===== The records
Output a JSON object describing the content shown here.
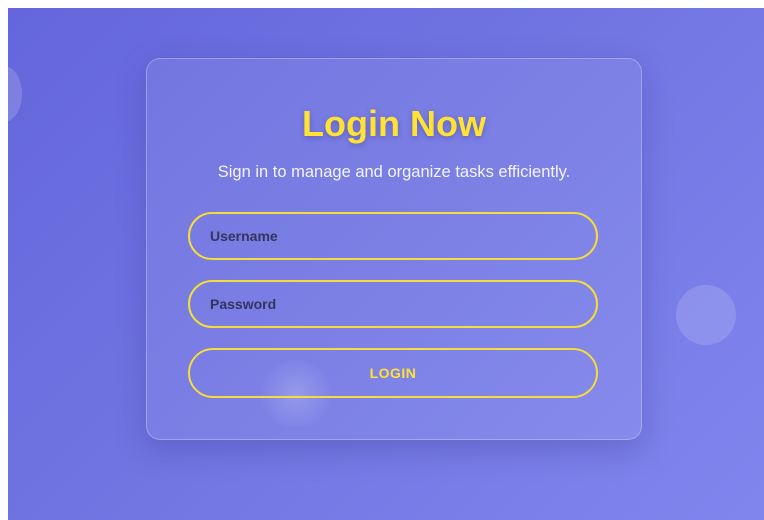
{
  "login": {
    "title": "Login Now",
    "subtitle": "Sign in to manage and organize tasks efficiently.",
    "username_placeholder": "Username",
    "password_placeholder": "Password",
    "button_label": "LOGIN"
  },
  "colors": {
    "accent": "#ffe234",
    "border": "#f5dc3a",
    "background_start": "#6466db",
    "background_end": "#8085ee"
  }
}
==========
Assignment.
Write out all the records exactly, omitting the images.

Exercise output.
Output a JSON object describing the content shown here.
{
  "login": {
    "title": "Login Now",
    "subtitle": "Sign in to manage and organize tasks efficiently.",
    "username_placeholder": "Username",
    "password_placeholder": "Password",
    "button_label": "LOGIN"
  },
  "colors": {
    "accent": "#ffe234",
    "border": "#f5dc3a",
    "background_start": "#6466db",
    "background_end": "#8085ee"
  }
}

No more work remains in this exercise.